This is the strategy for which the likes of George Soros became known and can be summarised as taking large, opportunistic and generally lever-aged bets on major macroeconomic events, for example, interest rate or currency movements worldwide. Returns can be spectacular but these are more than amply reflected in associated levels of volatility.
These include a broad range of sub-strategies but are generally characterised by consistent returns with low volatility. Often they have an absolute target of between 10 and 15 per cent year-on-year and tend not to be dependent on the direction of financial markets.
Also known as relative value, these incorporate merger or convertible bond arbitrage, mortgage-backed securities or futures and options strategies.
These invest in announced corporate takeovers and similar corporate restructuring.
These focus on the purchase of securities of companies in reorganisation – usually their debt – and often the active participation by the hedge fund manager in the reorganisation process itself.
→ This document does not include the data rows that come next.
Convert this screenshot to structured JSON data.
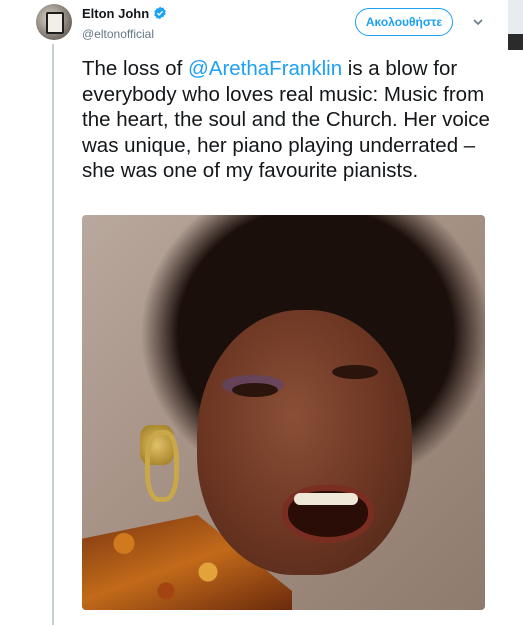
{
  "tweet": {
    "display_name": "Elton John",
    "handle": "@eltonofficial",
    "follow_label": "Ακολουθήστε",
    "text_before": "The loss of ",
    "mention": "@ArethaFranklin",
    "text_after": " is a blow for everybody who loves real music: Music from the heart, the soul and the Church. Her voice was unique, her piano playing underrated – she was one of my favourite pianists.",
    "verified": true
  },
  "icons": {
    "verified": "verified-badge-icon",
    "menu": "chevron-down-icon"
  },
  "colors": {
    "accent": "#1da1f2",
    "text": "#14171a",
    "secondary": "#657786"
  }
}
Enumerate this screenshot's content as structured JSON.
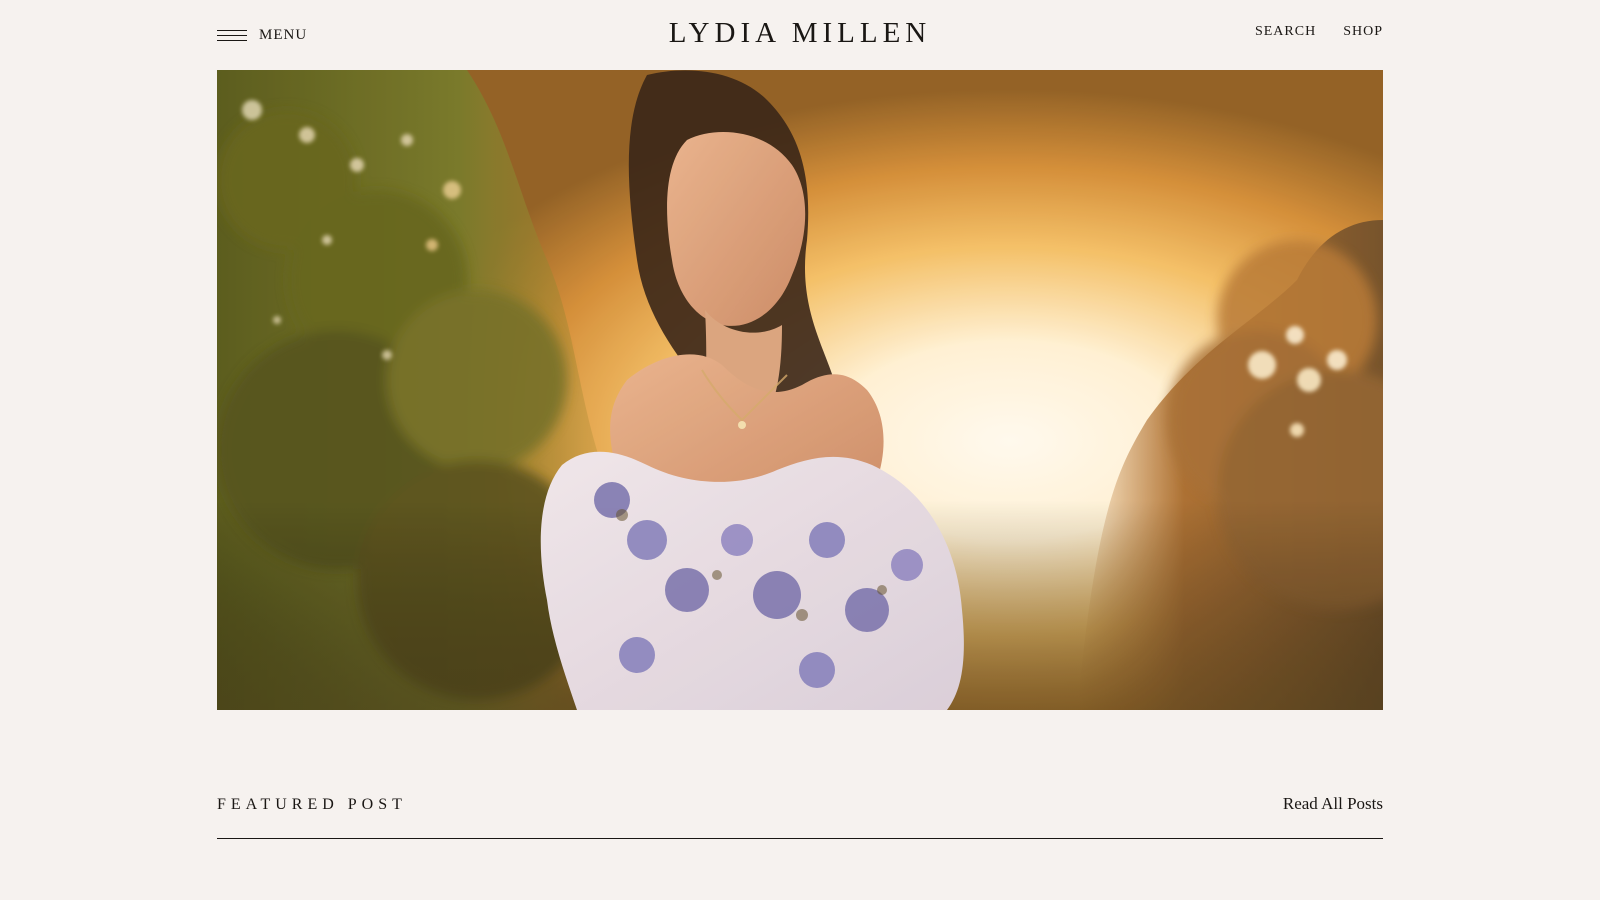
{
  "header": {
    "menu_label": "MENU",
    "logo": "LYDIA MILLEN",
    "nav": [
      {
        "label": "SEARCH"
      },
      {
        "label": "SHOP"
      }
    ]
  },
  "hero": {
    "image_icon": "photo"
  },
  "featured": {
    "title": "FEATURED POST",
    "read_all_label": "Read All Posts"
  },
  "colors": {
    "background": "#f6f2ef",
    "text": "#1a1714",
    "rule": "#1a1714"
  }
}
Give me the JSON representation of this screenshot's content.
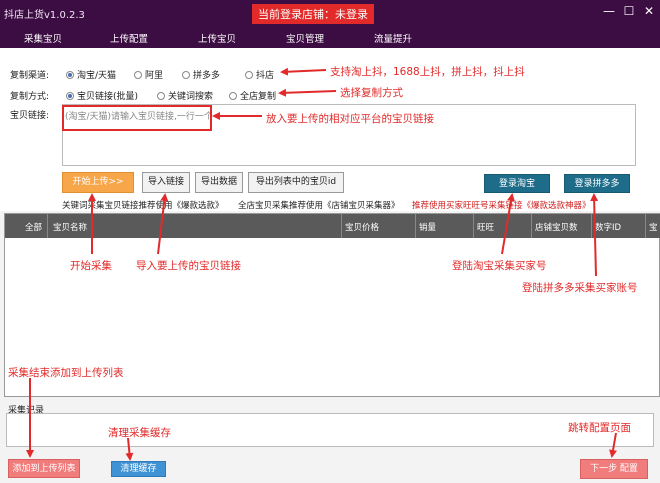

Consists of the sale of borrowed securities considered overvalued in anticipation of repurchasing them for a profit at lower prices.
One of the drivers of the change in philosophy for hedge funds is the fact that the bull run of the past few years has not necessarily been a comfortable ride, characterised by increased volatility and often very narrow markets. Indeed, much of the rise in the S&P 500 index can be attributed to as few as a dozen stocks.
Meanwhile, as global markets come to terms with a rising interest rate environment and the apparent end (for now) of the boom in technology, media and telecoms, investors are looking for ways to protect their gains.
Hedge funds have come to be seen as a fourth asset class, providing additional diversification and the reassurance that historically they have offered a significant level of capital protection in falling markets.
Managers must be evaluated both quantitatively and qualitatively since selection is crucial to performance. However, lack of transparency, particularly compared with mutual funds, can prove difficult for investors. Other factors that investors must moni-tor include the risk management process, the degree of liquidity and leverage in a fund and personnel risk and asset growth risk.
The level of required due diligence is not only greater but also continuous with regular contact and onsite visits made to managers. The complexity of the monitoring process is such that many investors are turning to funds of funds where this process is undertaken by banks or investment management houses which have the necessary expertise.
Fund-of-fund and multi-manager structures have many advantages. They incorporate in a single portfolio a number of hedge fund managers and can focus on a single strategy or diversify across a variety. The mix is determined by a fund's desired level of return and acceptable risk parameters.
Funds of funds can be accessed for as little as $10,000 which is much less than the majority of single-manager hedge funds which traditionally have minimum subscriptions of anywhere between $500,000 and $10m.
Investors in a fund of funds can receive consistent results with reduced volatility as well as a reduction in the possib-ility of total capital loss. If the performance of a single manager falls off, investors are insulated by virtue of diver-sification. Added to this is the fact that return streams can be structured so as to be non-correlated with equity or bond markets.
Funds of funds overcome the issue of closure since they are already invested and simply raise or lower their existing allocation.